In 1890 Cecil Rhodes commissioned Zeederberg to survey potential road links into Rhodesia. This initial reconnaissance took three years of intensive riding and walking between Fort Tuli, Fort Victoria, Salisbury and Broken Hill. The route went to the hotel at Fort Tuli, crossing the Limpopo River by means of a pontoon which the Company had built, and thence via Fort Victoria and Fort Charter to Salisbury. The “Guide to Southern Africa” for 1893, quotes the fare from Tuli to Salisbury as being £15 while the trip took 14 days. This section later expanded to include Umtali and Victoria Falls. During the Matabele Rebellion of 1896 Zeederberg transported supplies for the British troops. During the Boer War mail transport contracts were suspended and the Company’s resources placed at the disposal of the British Government – Canadian and Australian troops were conveyed from Marandellas to Bulawayo in order to assist at the relief of Mafeking.[2] Cecil Rhodes said of Christian Zeederberg that he had done more than any other man to open up Rhodesia.[3]

Between 1895 and 1897 the Zeederbergs dissolved their partnership, and Döel got the monopoly for the mail coaches north of Petersburg and the internal routes in Rhodesia. He bought out his brothers, reorganised the CH Zeederberg business and moved the firm’s headquarters from Johannesburg to Pietersburg. The other brothers continued running the Zeederberg Coaching Company in the Transvaal. The Matabele Rebellion of 1896 threw the entire burden of provisioning the beleaguered settlers on to the Zeederbergs, the railhead still being Mochudi in Bechuanaland.
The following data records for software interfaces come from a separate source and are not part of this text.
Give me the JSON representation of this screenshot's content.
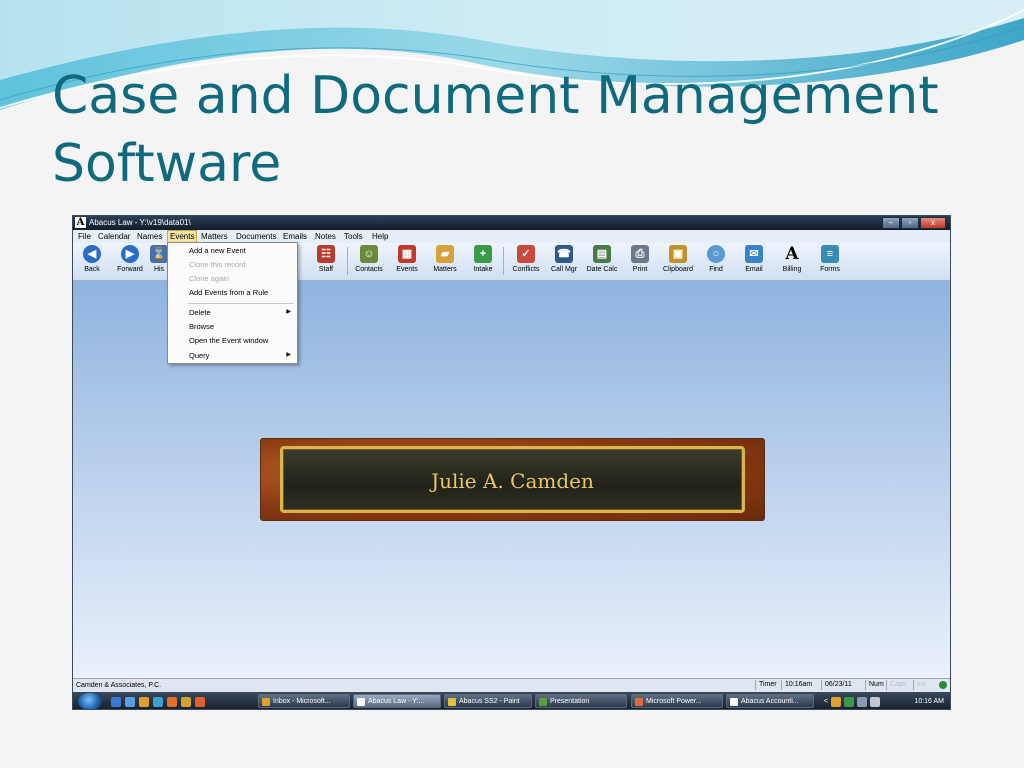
{
  "slide": {
    "title": "Case and Document Management Software"
  },
  "window": {
    "title": "Abacus Law  -  Y:\\v19\\data01\\",
    "app_icon_letter": "A",
    "controls": {
      "minimize": "–",
      "maximize": "▫",
      "close": "x"
    }
  },
  "menubar": {
    "items": [
      "File",
      "Calendar",
      "Names",
      "Events",
      "Matters",
      "Documents",
      "Emails",
      "Notes",
      "Tools",
      "Help"
    ],
    "active": "Events"
  },
  "toolbar": {
    "buttons": [
      "Back",
      "Forward",
      "His",
      "Staff",
      "Contacts",
      "Events",
      "Matters",
      "Intake",
      "Conflicts",
      "Call Mgr",
      "Date Calc",
      "Print",
      "Clipboard",
      "Find",
      "Email",
      "Billing",
      "Forms"
    ]
  },
  "events_menu": {
    "items": [
      {
        "label": "Add a new Event",
        "disabled": false
      },
      {
        "label": "Clone this record",
        "disabled": true
      },
      {
        "label": "Clone again",
        "disabled": true
      },
      {
        "label": "Add Events from a Rule",
        "disabled": false
      },
      {
        "label": "Delete",
        "disabled": false,
        "submenu": true
      },
      {
        "label": "Browse",
        "disabled": false
      },
      {
        "label": "Open the Event window",
        "disabled": false
      },
      {
        "label": "Query",
        "disabled": false,
        "submenu": true
      }
    ],
    "submenu_glyph": "▶"
  },
  "plaque": {
    "name": "Julie A. Camden"
  },
  "statusbar": {
    "firm": "Camden & Associates, P.C.",
    "timer": "Timer",
    "time": "10:16am",
    "date": "06/23/11",
    "num": "Num",
    "caps": "Caps",
    "ins": "Ins"
  },
  "taskbar": {
    "tasks": [
      "Inbox - Microsoft...",
      "Abacus Law  -  Y:...",
      "Abacus SS2 - Paint",
      "Presentation",
      "Microsoft Power...",
      "Abacus Accounti..."
    ],
    "active_task": "Abacus Law  -  Y:...",
    "tray_time": "10:16 AM",
    "tray_arrow": "<"
  },
  "colors": {
    "title_text": "#0f6a7e",
    "plaque_text": "#e6c866",
    "plaque_border": "#d8b64a",
    "content_top": "#8fb3de",
    "content_bottom": "#eaf1fb"
  },
  "icons": {
    "toolbar": [
      "back-arrow-icon",
      "forward-arrow-icon",
      "history-icon",
      "staff-icon",
      "contacts-icon",
      "events-calendar-icon",
      "matters-folder-icon",
      "intake-icon",
      "conflicts-icon",
      "call-manager-icon",
      "date-calculator-icon",
      "printer-icon",
      "clipboard-icon",
      "magnifier-icon",
      "envelope-icon",
      "billing-a-icon",
      "forms-icon"
    ]
  }
}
At the start of the 20th century, mail coaches disappeared rapidly. Roelof Abraham (Dolf) Zeederberg carried on operating the company, and was still running coaches through the northern and eastern Transvaal after the establishment of the Union of South Africa in 1910. The last mail coaches in the old Transvaal operated in 1916 from Pietersburg over Haenertsburg to the Lowveld. As late as 1925 the South and East African Year Book and Guide stated: Although motors have been rapidly superseding animal traction during the past few years, in some parts of Rhodesia and the Transvaal passengers still travel by coach. Fares were at the rate of 9d to 2s a mile. The last coach rolled from Graskop to Pilgrim’s Rest and this romantic era in our history was concluded. In about 1930 the Zeederberg family closed the coach business in favour of car hire. During the 1930s the Zeederbergs were running tourist safaris by car from Johannesburg, until the outbreak of World War 2 put a temporary end to travel for pleasure.
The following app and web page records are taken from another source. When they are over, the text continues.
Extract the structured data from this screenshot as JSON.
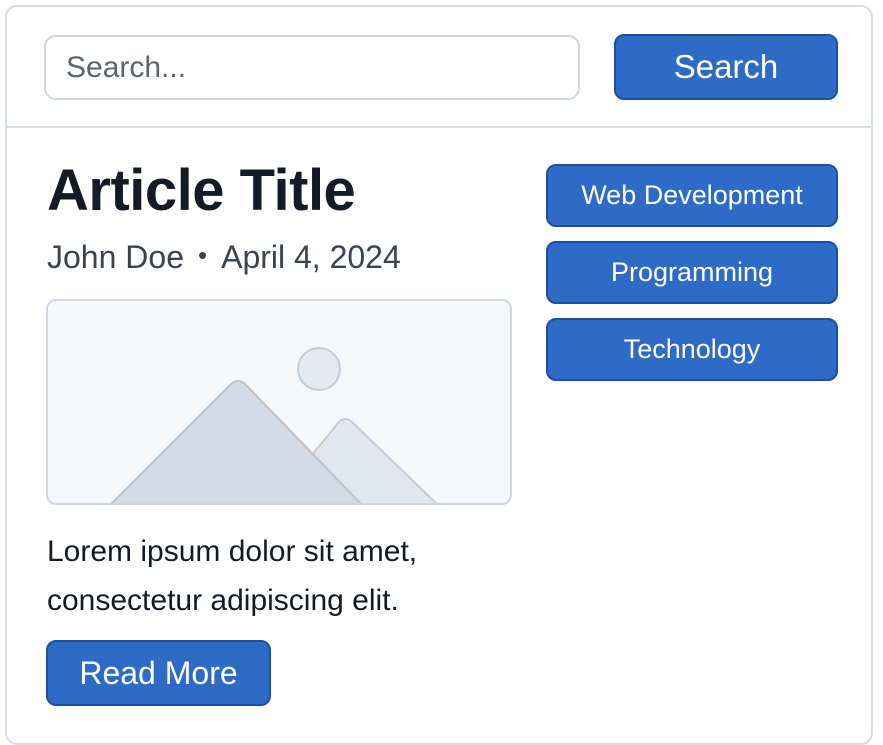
{
  "search": {
    "placeholder": "Search...",
    "button_label": "Search"
  },
  "article": {
    "title": "Article Title",
    "author": "John Doe",
    "separator": "•",
    "date": "April 4, 2024",
    "image_icon": "image-placeholder-icon",
    "body": "Lorem ipsum dolor sit amet, consectetur adipiscing elit.",
    "read_more_label": "Read More"
  },
  "tags": [
    {
      "label": "Web Development"
    },
    {
      "label": "Programming"
    },
    {
      "label": "Technology"
    }
  ],
  "colors": {
    "accent": "#2e6bc6",
    "accent_border": "#1e4fa0",
    "border": "#d6dde6",
    "title": "#141b27",
    "meta": "#3b4350"
  }
}
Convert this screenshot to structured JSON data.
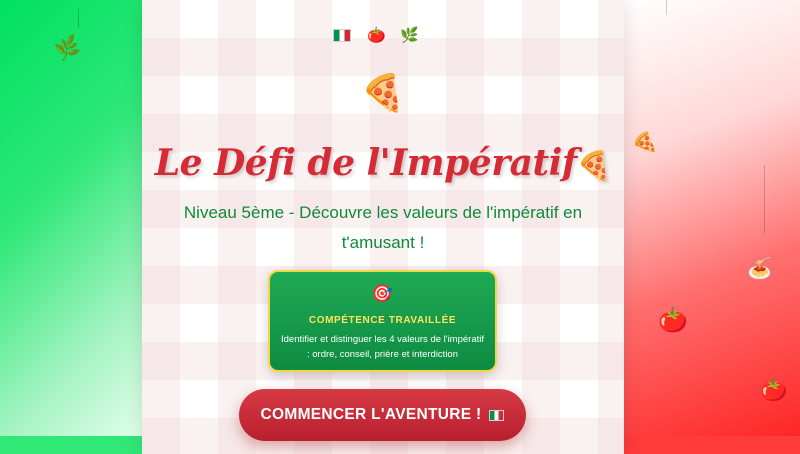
{
  "page": {
    "colors": {
      "green": "#00e060",
      "red": "#ff1f1f",
      "title_red": "#d62b34",
      "subtitle_green": "#0f8a3c",
      "box_green": "#1faa55",
      "box_border": "#f3d648",
      "button_red": "#c62a36"
    }
  },
  "decor": {
    "header_icons": [
      "italian-flag-icon",
      "tomato-icon",
      "basil-icon"
    ],
    "tomato": "🍅",
    "basil": "🌿",
    "pizza": "🍕",
    "spaghetti": "🍝"
  },
  "hero": {
    "title": "Le Défi de l'Impératif",
    "title_emoji": "🍕",
    "subtitle": "Niveau 5ème - Découvre les valeurs de l'impératif en t'amusant !"
  },
  "competence": {
    "icon": "🎯",
    "title": "COMPÉTENCE TRAVAILLÉE",
    "description": "Identifier et distinguer les 4 valeurs de l'impératif : ordre, conseil, prière et interdiction"
  },
  "cta": {
    "label": "COMMENCER L'AVENTURE !"
  }
}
At the height of its operations Zeederbergs were using coaches made by the American firm of Abbot-Downing, which had space for 12 passengers inside and 6 more clinging to the roof straps.[4] Two original Zeederberg coaches are known to survive. One from 1888 was sent in 1964 to the National Museum at Bulawayo (Zimbabwe) for repair and exhibition, and was still there in 1974. One from 1895 (the only original one left in South Africa) was moved in 1995 from the Africana Museum to a new home at MuseuM AfricA in Newtown, Johannesburg.

THE GHOST COACH (From VeldExpress, HarryZeederberg,1971) Do you glimpse it through the gum trees That grey and ghostly sight? Do you hear the horses hoof beats This still and silent night? Down the track it goes a’gliding No dust upon the air, I can see the outline clearly – A coach and driver there. Can you come with me a minute? There in the moonlight beam I am certain ’tis the spectre Of a game and gallant team. They are straining in their traces, The muscles taught and true. You can see their eyes agleaming – The Mail – it must go through. But coaches, they ceased running These many years ago. It must be ghostly greatness There in that brilliant glow. Let us listen for the laughter Of the daring driver’s call To each horse and mule he knows well – Encouraging them all. Could it be that such a service Will never really die? And again we’ll hear it echo With the Gamma’s age-old cry? Will they ride the road forever, In a faint and weary way? Will they stir the hearts of heroes As they did of yesterday? When machines make mighty progress O’er roads no longer rough There’ll be that elfin echo Of the coach so tried and tough.